[REQUIRED ACTION]: Each line below must be set down exactly as it stands.
═══ STORED DATA ═══
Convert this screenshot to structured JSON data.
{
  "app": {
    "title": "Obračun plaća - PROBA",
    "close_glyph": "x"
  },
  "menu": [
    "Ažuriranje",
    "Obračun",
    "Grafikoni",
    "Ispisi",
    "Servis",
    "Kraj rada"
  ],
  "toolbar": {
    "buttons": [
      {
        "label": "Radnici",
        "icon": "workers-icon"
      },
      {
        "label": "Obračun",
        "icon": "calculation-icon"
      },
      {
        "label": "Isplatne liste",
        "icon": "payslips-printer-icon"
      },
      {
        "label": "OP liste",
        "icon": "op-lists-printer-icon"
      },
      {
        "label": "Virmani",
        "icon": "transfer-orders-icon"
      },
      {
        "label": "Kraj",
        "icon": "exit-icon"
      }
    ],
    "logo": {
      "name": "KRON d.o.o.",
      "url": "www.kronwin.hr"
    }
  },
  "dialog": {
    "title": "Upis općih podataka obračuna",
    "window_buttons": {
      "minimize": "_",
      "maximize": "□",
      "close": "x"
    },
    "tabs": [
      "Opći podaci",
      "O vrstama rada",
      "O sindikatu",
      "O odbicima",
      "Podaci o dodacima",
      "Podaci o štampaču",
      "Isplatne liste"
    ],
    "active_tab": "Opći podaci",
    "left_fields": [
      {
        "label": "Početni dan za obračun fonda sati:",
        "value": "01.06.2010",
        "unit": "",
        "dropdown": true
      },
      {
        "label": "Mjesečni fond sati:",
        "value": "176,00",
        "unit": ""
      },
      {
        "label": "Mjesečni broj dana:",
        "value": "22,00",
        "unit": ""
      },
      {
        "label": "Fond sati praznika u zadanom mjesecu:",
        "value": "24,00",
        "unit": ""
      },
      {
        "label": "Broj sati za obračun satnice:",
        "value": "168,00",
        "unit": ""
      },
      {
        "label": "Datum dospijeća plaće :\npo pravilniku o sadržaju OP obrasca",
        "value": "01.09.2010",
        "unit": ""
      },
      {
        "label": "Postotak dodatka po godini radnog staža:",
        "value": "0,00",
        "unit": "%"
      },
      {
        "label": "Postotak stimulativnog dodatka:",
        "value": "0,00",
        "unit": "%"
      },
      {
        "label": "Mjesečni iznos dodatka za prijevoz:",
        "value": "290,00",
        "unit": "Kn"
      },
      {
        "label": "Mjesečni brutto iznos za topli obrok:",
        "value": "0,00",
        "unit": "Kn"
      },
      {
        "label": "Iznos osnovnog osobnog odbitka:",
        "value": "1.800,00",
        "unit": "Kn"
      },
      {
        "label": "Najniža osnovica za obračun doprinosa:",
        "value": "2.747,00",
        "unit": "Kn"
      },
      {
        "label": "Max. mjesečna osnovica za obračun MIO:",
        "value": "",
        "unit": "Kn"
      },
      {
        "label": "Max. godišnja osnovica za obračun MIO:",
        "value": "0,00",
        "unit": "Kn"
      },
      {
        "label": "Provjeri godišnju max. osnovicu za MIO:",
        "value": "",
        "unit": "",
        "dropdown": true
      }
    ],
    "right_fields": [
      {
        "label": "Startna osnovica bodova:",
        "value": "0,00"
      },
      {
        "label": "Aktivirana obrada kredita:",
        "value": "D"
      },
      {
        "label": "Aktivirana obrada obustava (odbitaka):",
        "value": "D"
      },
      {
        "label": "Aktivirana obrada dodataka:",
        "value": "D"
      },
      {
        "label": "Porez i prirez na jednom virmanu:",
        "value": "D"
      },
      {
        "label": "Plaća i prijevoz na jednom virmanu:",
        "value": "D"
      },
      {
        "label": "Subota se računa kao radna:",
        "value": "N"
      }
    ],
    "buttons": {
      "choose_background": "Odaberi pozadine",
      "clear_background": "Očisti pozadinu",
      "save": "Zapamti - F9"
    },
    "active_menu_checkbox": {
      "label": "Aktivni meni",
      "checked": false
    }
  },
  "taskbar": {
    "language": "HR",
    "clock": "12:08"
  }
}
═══
[SOLVED PROBLEM]:
Convert this screenshot to structured JSON data.
{
  "app": {
    "title": "Obračun plaća - PROBA",
    "close_glyph": "x"
  },
  "menu": [
    "Ažuriranje",
    "Obračun",
    "Grafikoni",
    "Ispisi",
    "Servis",
    "Kraj rada"
  ],
  "toolbar": {
    "buttons": [
      {
        "label": "Radnici",
        "icon": "workers-icon"
      },
      {
        "label": "Obračun",
        "icon": "calculation-icon"
      },
      {
        "label": "Isplatne liste",
        "icon": "payslips-printer-icon"
      },
      {
        "label": "OP liste",
        "icon": "op-lists-printer-icon"
      },
      {
        "label": "Virmani",
        "icon": "transfer-orders-icon"
      },
      {
        "label": "Kraj",
        "icon": "exit-icon"
      }
    ],
    "logo": {
      "name": "KRON d.o.o.",
      "url": "www.kronwin.hr"
    }
  },
  "dialog": {
    "title": "Upis općih podataka obračuna",
    "window_buttons": {
      "minimize": "_",
      "maximize": "□",
      "close": "x"
    },
    "tabs": [
      "Opći podaci",
      "O vrstama rada",
      "O sindikatu",
      "O odbicima",
      "Podaci o dodacima",
      "Podaci o štampaču",
      "Isplatne liste"
    ],
    "active_tab": "Opći podaci",
    "left_fields": [
      {
        "label": "Početni dan za obračun fonda sati:",
        "value": "01.06.2010",
        "unit": "",
        "dropdown": true
      },
      {
        "label": "Mjesečni fond sati:",
        "value": "176,00",
        "unit": ""
      },
      {
        "label": "Mjesečni broj dana:",
        "value": "22,00",
        "unit": ""
      },
      {
        "label": "Fond sati praznika u zadanom mjesecu:",
        "value": "24,00",
        "unit": ""
      },
      {
        "label": "Broj sati za obračun satnice:",
        "value": "168,00",
        "unit": ""
      },
      {
        "label": "Datum dospijeća plaće :\npo pravilniku o sadržaju OP obrasca",
        "value": "01.09.2010",
        "unit": ""
      },
      {
        "label": "Postotak dodatka po godini radnog staža:",
        "value": "0,00",
        "unit": "%"
      },
      {
        "label": "Postotak stimulativnog dodatka:",
        "value": "0,00",
        "unit": "%"
      },
      {
        "label": "Mjesečni iznos dodatka za prijevoz:",
        "value": "290,00",
        "unit": "Kn"
      },
      {
        "label": "Mjesečni brutto iznos za topli obrok:",
        "value": "0,00",
        "unit": "Kn"
      },
      {
        "label": "Iznos osnovnog osobnog odbitka:",
        "value": "1.800,00",
        "unit": "Kn"
      },
      {
        "label": "Najniža osnovica za obračun doprinosa:",
        "value": "2.747,00",
        "unit": "Kn"
      },
      {
        "label": "Max. mjesečna osnovica za obračun MIO:",
        "value": "",
        "unit": "Kn"
      },
      {
        "label": "Max. godišnja osnovica za obračun MIO:",
        "value": "0,00",
        "unit": "Kn"
      },
      {
        "label": "Provjeri godišnju max. osnovicu za MIO:",
        "value": "",
        "unit": "",
        "dropdown": true
      }
    ],
    "right_fields": [
      {
        "label": "Startna osnovica bodova:",
        "value": "0,00"
      },
      {
        "label": "Aktivirana obrada kredita:",
        "value": "D"
      },
      {
        "label": "Aktivirana obrada obustava (odbitaka):",
        "value": "D"
      },
      {
        "label": "Aktivirana obrada dodataka:",
        "value": "D"
      },
      {
        "label": "Porez i prirez na jednom virmanu:",
        "value": "D"
      },
      {
        "label": "Plaća i prijevoz na jednom virmanu:",
        "value": "D"
      },
      {
        "label": "Subota se računa kao radna:",
        "value": "N"
      }
    ],
    "buttons": {
      "choose_background": "Odaberi pozadine",
      "clear_background": "Očisti pozadinu",
      "save": "Zapamti - F9"
    },
    "active_menu_checkbox": {
      "label": "Aktivni meni",
      "checked": false
    }
  },
  "taskbar": {
    "language": "HR",
    "clock": "12:08"
  }
}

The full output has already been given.